Nicholls: I agree. You have leverage at a company level, leverage at the GP level and leverage at the investor level. There is also sometimes leverage at the SPV level in between. With interest rates going up and business performance coming down, that is really increasing overall risk. Interestingly, this is an area where GP-leds come into their own. With a GP-led, we have controls over whether the new vehicle can raise capital and a lot more visibility on the underlying companies. With an LP position, the GP can raise more capital for that particular company and you may not even know about it.

To what extent are you seeing increased specialisation in the secondaries industry?

Anastasiadis: Increased specialisation is going to be one of the biggest trends in the secondaries industry going forward. We may see GP-led tech funds, for example. There are certainly enough tech deals to warrant that. We may see funds focused on healthcare or on Western Europe. There is so much deal flow in the market that buyers can pick and choose and I think it is inevitable we will see more of that differentiation. I also believe that the resulting return differentials will mean that secondaries will become a more prominent part of investors’ private equity strategies, and commitments to the industry will grow.

Pearce: The fundraising markets across private equity more broadly are so congested and challenging right now that, despite the next few vintages of secondaries funds potentially offering great returns, secondary fundraising momentum is slow because there is just so much pressure on LP time and capital.

Marks: I also think some investors still tend to think of secondaries as a tactical and market-dependent strategy.

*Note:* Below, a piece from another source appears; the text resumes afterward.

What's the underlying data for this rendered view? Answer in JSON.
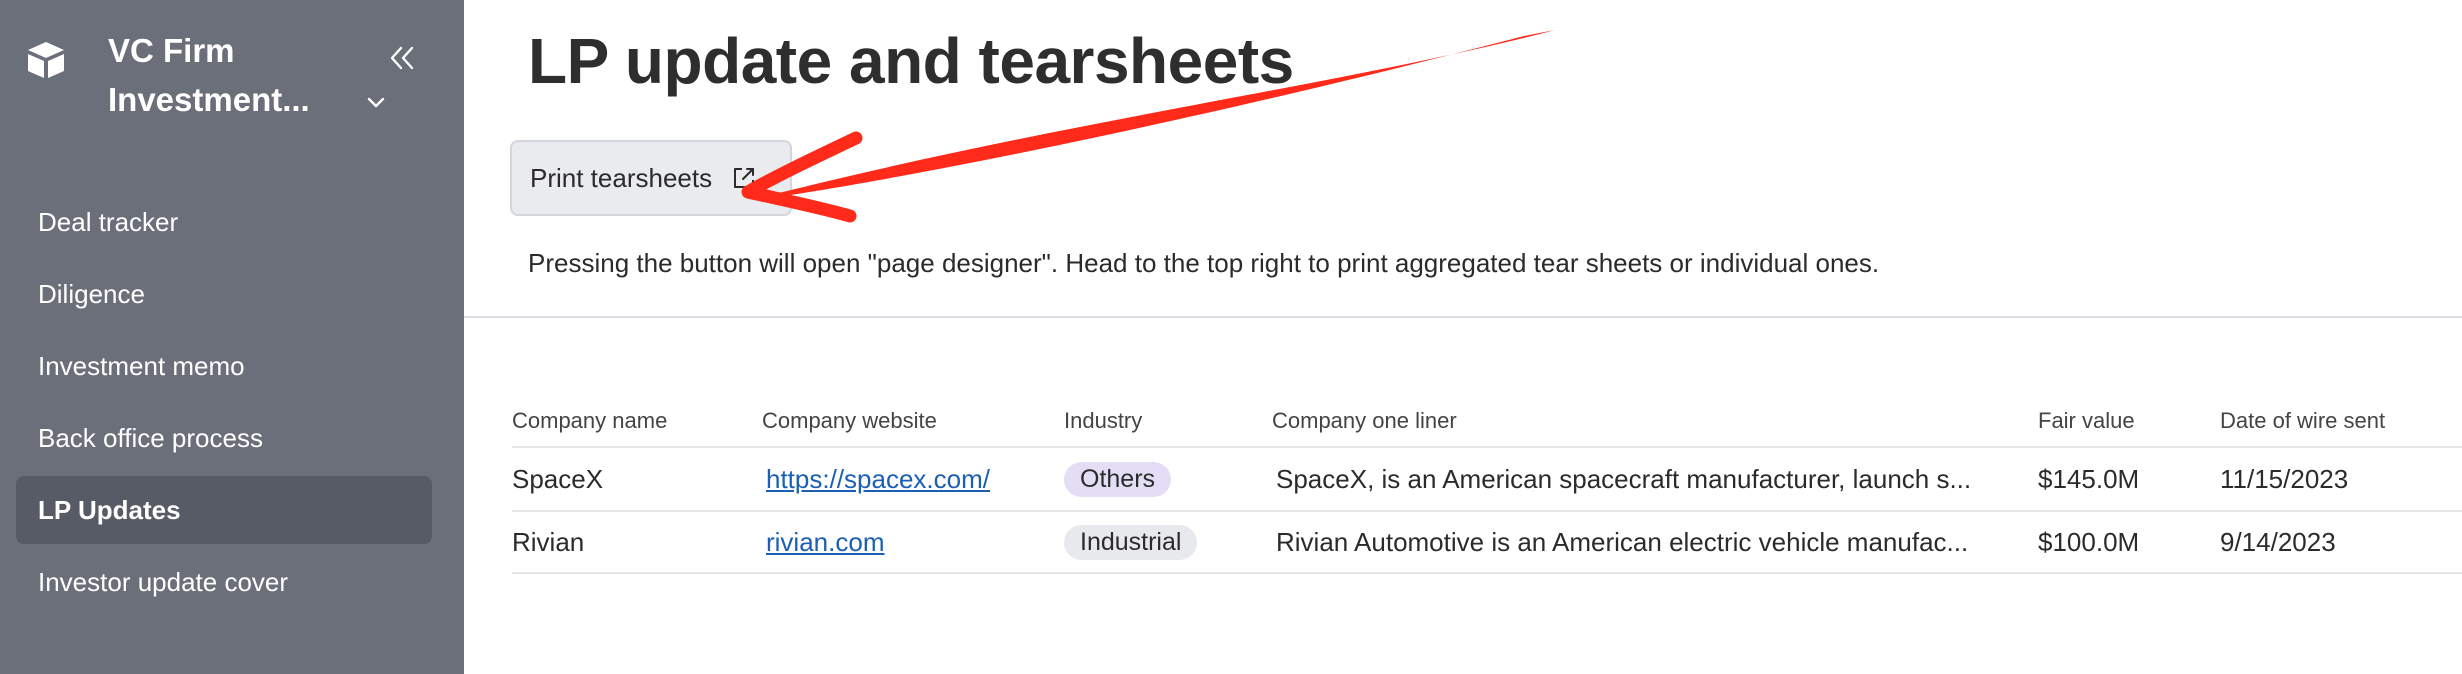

While they recognise the importance of maintaining investment pace on the primary side, they only look to secondaries when discounts are wide. As these GP-leds start to generate really interesting multiples, that could restore secondaries’ image as a strategy for all weathers.

What other predictions do you have for this market?

Nicholls: I think we will see new entrants. There will be firms that lead a transaction, but then look for followers that can really add something through sector or geographical expertise, rather than just pursuing a syndication process.

Marks: Another big trend is the democratisation of private equity, which is already starting to take place. Secondaries are seen as the preferred entry point for those mass affluent investors and that could really help grow the industry.

Griffiths: With so much dry powder in the secondary market and more opportunities for investment in GP-led transactions, the next 18 months will be very active. Forming a partnership with a debt provider who has the ability to truly understand the portfolio, as well as strong relationships in the secondary market, can be the distinction that allows them to stand out in a competitive and more risk-averse market.

Pearce: While there are some short-term funding constraints, the secondaries market will continue to enjoy significant growth - 10 years ago, we saw $26bn of volume, so the market has already grown between four- and five-fold in a decade. Extrapolate that forward to 2032, and I think we could be looking at a market of half a trillion dollars.